┏━━

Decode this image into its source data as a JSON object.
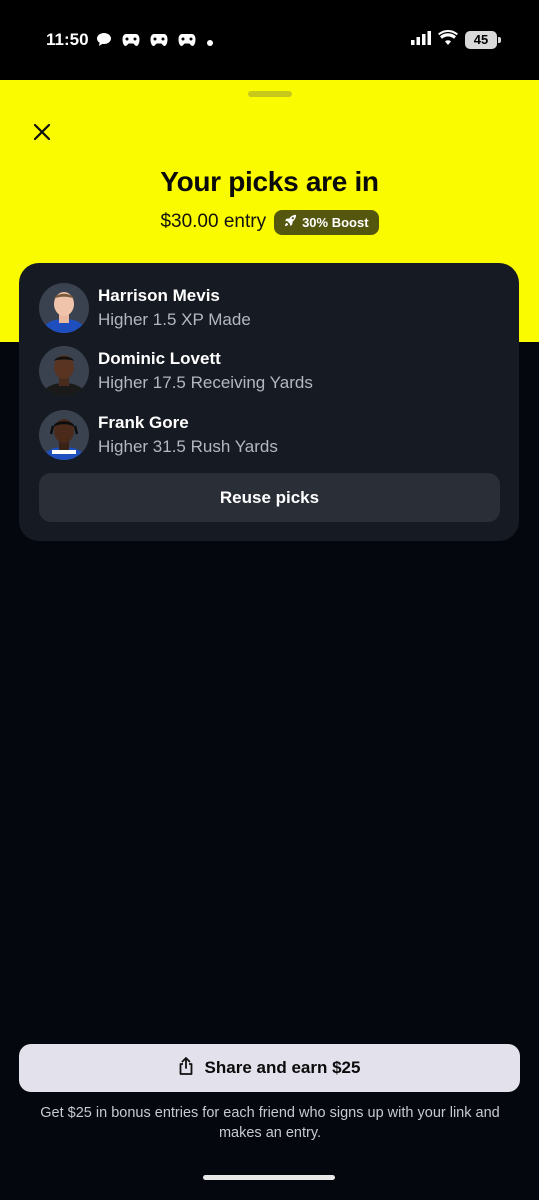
{
  "status_bar": {
    "time": "11:50",
    "battery": "45",
    "notification_icons": [
      "chat-bubble-icon",
      "game-controller-icon",
      "game-controller-icon",
      "game-controller-icon",
      "dot-icon"
    ]
  },
  "header": {
    "title": "Your picks are in",
    "entry_amount": "$30.00 entry",
    "boost_label": "30% Boost"
  },
  "picks": [
    {
      "name": "Harrison Mevis",
      "detail": "Higher 1.5 XP Made"
    },
    {
      "name": "Dominic Lovett",
      "detail": "Higher 17.5 Receiving Yards"
    },
    {
      "name": "Frank Gore",
      "detail": "Higher 31.5 Rush Yards"
    }
  ],
  "actions": {
    "reuse_label": "Reuse picks",
    "share_label": "Share and earn $25",
    "share_note": "Get $25 in bonus entries for each friend who signs up with your link and makes an entry."
  },
  "colors": {
    "accent": "#fbfb00",
    "background": "#04070d",
    "card": "#161a22",
    "boost_badge": "#56570f"
  }
}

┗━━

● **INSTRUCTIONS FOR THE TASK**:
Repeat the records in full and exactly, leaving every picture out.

● **WRITTEN RESPONSE**:
Decode this image into its source data as a JSON object.
{
  "status_bar": {
    "time": "11:50",
    "battery": "45",
    "notification_icons": [
      "chat-bubble-icon",
      "game-controller-icon",
      "game-controller-icon",
      "game-controller-icon",
      "dot-icon"
    ]
  },
  "header": {
    "title": "Your picks are in",
    "entry_amount": "$30.00 entry",
    "boost_label": "30% Boost"
  },
  "picks": [
    {
      "name": "Harrison Mevis",
      "detail": "Higher 1.5 XP Made"
    },
    {
      "name": "Dominic Lovett",
      "detail": "Higher 17.5 Receiving Yards"
    },
    {
      "name": "Frank Gore",
      "detail": "Higher 31.5 Rush Yards"
    }
  ],
  "actions": {
    "reuse_label": "Reuse picks",
    "share_label": "Share and earn $25",
    "share_note": "Get $25 in bonus entries for each friend who signs up with your link and makes an entry."
  },
  "colors": {
    "accent": "#fbfb00",
    "background": "#04070d",
    "card": "#161a22",
    "boost_badge": "#56570f"
  }
}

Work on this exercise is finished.